Idol doesn't care about respected artists, they're only interested in record sales.

If Idol was interested in bringing in producers who make great records, they would have done so years ago. Idol has poised itself on the premise of making popular music, not music that will endure. Yet, if they wanted to bring in a larger than life producer, why not bring in Rick Rubin?

Years ago, I met Rubin at a Neil Diamond listening party (yeah, I'm not afraid to admit it, Rubin's Diamond redux was great), and I have to say, he is the biggest human I've ever seen (and I've met Kevin Smith). Belt size aside–which is admirable considering Rubin only eats macrobiotic vegan everything and, according to a producer I interviewed, uses a Thighmaster in the studio– but in also personality and persona.
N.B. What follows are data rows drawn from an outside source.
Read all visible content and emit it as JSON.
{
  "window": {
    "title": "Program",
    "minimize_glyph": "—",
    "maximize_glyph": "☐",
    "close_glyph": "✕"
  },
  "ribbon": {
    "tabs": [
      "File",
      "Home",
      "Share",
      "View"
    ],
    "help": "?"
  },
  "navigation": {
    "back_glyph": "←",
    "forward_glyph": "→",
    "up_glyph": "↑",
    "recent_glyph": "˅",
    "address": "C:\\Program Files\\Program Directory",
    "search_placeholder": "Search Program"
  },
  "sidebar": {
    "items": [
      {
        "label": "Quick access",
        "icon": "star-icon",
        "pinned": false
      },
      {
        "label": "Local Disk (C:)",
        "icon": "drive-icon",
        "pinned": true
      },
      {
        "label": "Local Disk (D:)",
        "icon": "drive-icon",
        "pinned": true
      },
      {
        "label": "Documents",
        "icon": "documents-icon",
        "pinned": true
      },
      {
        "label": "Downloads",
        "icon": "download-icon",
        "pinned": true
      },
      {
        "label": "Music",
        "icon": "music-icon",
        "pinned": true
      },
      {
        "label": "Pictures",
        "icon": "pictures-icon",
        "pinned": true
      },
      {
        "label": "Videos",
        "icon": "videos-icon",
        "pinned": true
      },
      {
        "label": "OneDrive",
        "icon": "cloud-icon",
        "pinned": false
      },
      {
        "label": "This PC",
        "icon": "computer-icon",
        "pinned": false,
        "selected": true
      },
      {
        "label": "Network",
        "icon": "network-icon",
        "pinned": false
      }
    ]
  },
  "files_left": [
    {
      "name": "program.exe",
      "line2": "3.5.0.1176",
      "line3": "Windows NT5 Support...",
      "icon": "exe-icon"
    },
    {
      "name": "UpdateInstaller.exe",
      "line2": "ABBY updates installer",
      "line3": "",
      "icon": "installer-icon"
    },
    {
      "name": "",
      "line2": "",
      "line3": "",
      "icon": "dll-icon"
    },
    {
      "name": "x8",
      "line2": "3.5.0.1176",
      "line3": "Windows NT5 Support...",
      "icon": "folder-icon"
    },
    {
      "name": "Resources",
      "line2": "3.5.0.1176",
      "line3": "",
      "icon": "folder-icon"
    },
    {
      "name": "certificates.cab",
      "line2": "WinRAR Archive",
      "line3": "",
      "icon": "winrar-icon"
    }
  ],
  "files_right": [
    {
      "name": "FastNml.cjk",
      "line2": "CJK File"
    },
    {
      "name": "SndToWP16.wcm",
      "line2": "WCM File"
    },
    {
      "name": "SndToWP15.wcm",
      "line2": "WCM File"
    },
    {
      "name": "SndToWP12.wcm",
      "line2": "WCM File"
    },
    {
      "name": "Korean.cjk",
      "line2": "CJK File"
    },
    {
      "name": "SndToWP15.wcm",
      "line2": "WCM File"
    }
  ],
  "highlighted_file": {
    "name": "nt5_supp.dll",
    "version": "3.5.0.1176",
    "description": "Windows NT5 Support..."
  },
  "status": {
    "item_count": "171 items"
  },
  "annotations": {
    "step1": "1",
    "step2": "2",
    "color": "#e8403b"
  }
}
Rubin hides nothing, music flows in his bloodstream. When a song comes on, his eyes close, he moves uncontrollably, instinctually, as if under that beard and belly where pneumatic pumps and pistons that spring to life when a rhythm is in the room. Love ya Lillywhite, but an undulating Rubin is something I would like to see on network television.

LA Weekly